The Senate spent much of last week debating a budget for the 2014 federal spending year. In Washington these days, that is considered major progress.
Because for the previous three years, the Senate didn’t even bother to debate a budget, let alone pass one.
So now we have the spectacle of dueling budget resolutions — one by House Republicans and the other by Senate Democrats. They have one thing in common: Neither has much to do with reality.
First, the House budget: It calls for balancing the budget by 2023, which at least is a worthy goal. And the plain fact is that former President George W. Bush and his congressional GOP allies bear a major responsibility for the huge federal debt. They cut taxes twice, borrowed money to fight wars in Iraq and Afghanistan and never made more than a half-hearted effort to curb federal spending.
But the GOP budget, approved by a vote of 221-to-207 last week, takes a rather implausible path to reach balance. The budget would reduce spending by $4.6 trillion during the next decade and reduce the government’s publicly held debt from 77 percent of gross domestic product today to 54.8 percent by 2023. Sounds pretty good.
However, to achieve a large chunk of those savings, House Republicans would kill the health-care law signed in 2010 by President Barack Obama. Anyone want to make a bet on that happening while Obama is president? I didn’t think so.
At least the Republican budget tries to reach balance sometime before most of us die. By contrast, Senate Democrats don’t even pretend to balance the budget anytime soon. Instead, they want to control the deficit during the next decade by raising taxes by $975 billion and cutting spending by $875 billion. At the end of the decade the government will still be piling up debt.
And what is the chance of this budget passing the House? Once again, the answer is zero.
So where do we go from here? Some optimists see hope.
Maya MacGuineas, president of the Committee for a Responsible Federal Budget and a member of the Campaign to Fix the Debt, said the House and Senate budget plans are “part of the exercise you have to go through,” adding that lawmakers from both parties can “pivot” and talk about a serious debt solution.
But, she warned, “if people cling to these budget documents as realistic, then you know they are not serious.”
The problem is that far too many in Washington just do not seem serious. It will take a combination of tax increases and spending restraints in the fast-growing entitlement programs of Medicare, Medicaid and Social Security to bring the deficit under control.
Republicans don’t want to raise taxes again after agreeing to them earlier this year to end the fiscal-cliff crisis. And Democrats consider any changes in entitlements as heresy. Even more alarming, a number of progressives are singing the hymn that deficits aren’t all that much of a bother anyway. Such thinking is scary to deficit experts.

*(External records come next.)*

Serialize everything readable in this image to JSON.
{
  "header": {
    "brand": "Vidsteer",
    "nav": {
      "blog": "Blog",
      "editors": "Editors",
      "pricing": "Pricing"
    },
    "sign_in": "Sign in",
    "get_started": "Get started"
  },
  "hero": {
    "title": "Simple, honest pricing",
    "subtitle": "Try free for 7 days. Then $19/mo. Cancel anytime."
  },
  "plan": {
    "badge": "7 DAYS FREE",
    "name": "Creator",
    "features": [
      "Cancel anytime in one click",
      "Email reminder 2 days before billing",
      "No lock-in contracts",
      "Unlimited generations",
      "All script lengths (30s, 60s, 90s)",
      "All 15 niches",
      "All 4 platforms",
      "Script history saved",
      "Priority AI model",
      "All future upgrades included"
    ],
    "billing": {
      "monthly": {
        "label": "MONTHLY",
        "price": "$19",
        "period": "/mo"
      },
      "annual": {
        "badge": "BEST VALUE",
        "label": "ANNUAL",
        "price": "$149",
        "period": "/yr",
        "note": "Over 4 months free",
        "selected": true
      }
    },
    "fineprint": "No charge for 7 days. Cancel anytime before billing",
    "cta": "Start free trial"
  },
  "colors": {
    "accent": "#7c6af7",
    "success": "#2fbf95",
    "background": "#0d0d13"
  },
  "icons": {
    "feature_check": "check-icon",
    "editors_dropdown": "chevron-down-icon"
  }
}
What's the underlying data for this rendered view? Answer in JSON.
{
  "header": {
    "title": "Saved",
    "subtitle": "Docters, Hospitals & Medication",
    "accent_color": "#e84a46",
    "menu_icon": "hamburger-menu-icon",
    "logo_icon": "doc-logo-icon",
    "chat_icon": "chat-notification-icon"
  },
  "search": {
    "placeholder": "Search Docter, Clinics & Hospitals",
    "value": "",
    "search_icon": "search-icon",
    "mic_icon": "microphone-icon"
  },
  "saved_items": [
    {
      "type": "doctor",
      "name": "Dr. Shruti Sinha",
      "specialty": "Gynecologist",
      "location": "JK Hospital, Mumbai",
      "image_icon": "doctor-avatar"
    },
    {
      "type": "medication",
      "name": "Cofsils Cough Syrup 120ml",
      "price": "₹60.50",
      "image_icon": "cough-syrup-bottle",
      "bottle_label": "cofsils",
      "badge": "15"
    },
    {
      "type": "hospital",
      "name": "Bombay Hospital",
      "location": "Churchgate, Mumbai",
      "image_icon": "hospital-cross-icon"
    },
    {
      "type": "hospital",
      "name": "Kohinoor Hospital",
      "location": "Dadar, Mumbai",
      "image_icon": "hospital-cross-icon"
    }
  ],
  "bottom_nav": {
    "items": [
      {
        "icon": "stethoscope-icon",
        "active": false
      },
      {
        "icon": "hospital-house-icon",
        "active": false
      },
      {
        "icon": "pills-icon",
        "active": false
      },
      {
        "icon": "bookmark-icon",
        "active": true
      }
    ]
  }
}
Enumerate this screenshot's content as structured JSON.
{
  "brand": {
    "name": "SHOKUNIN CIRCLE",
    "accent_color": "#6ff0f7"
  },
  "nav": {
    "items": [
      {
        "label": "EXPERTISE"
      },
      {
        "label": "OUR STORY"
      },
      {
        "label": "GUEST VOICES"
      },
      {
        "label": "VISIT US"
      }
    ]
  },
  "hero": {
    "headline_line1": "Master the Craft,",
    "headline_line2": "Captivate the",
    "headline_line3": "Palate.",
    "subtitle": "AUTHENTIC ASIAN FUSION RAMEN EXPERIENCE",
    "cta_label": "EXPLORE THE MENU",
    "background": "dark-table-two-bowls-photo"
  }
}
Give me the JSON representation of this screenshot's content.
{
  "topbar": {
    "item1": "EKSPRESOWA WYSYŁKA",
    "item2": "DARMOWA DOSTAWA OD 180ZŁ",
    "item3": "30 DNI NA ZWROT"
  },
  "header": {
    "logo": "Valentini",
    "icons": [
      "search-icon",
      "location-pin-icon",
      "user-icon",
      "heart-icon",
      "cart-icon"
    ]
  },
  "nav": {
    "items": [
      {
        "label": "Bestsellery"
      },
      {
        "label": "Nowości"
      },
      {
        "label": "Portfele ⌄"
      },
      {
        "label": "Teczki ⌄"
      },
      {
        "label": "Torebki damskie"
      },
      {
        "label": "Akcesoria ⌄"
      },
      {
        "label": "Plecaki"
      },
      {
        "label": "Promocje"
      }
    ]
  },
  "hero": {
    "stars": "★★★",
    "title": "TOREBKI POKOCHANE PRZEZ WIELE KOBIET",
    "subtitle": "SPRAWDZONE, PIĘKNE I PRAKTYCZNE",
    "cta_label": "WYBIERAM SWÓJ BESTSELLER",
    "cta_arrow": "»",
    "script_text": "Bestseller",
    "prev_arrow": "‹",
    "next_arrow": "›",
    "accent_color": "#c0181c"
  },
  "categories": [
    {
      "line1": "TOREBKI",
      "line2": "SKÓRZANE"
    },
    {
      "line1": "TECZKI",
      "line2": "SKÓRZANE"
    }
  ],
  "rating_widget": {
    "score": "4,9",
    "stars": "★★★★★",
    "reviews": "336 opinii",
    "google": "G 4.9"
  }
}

Yet a number of lawmakers know perfectly well that long-term projected deficits are “incredibly dangerous,” as MacGuineas said. She pointed to Sen. Dick Durbin, D-Ill., who last week floated the idea of a bipartisan commission to devise a plan to salvage Social Security.
What has been missing is presidential leadership. So far, Obama has been a no-show on the budget.
As MacGuineas said, “You are going to have to have involvement from the White House to keep this moving forward.”
Jack Torry is chief of the Dispatch’s Washington bureau. E-mail him at firstname.lastname@example.org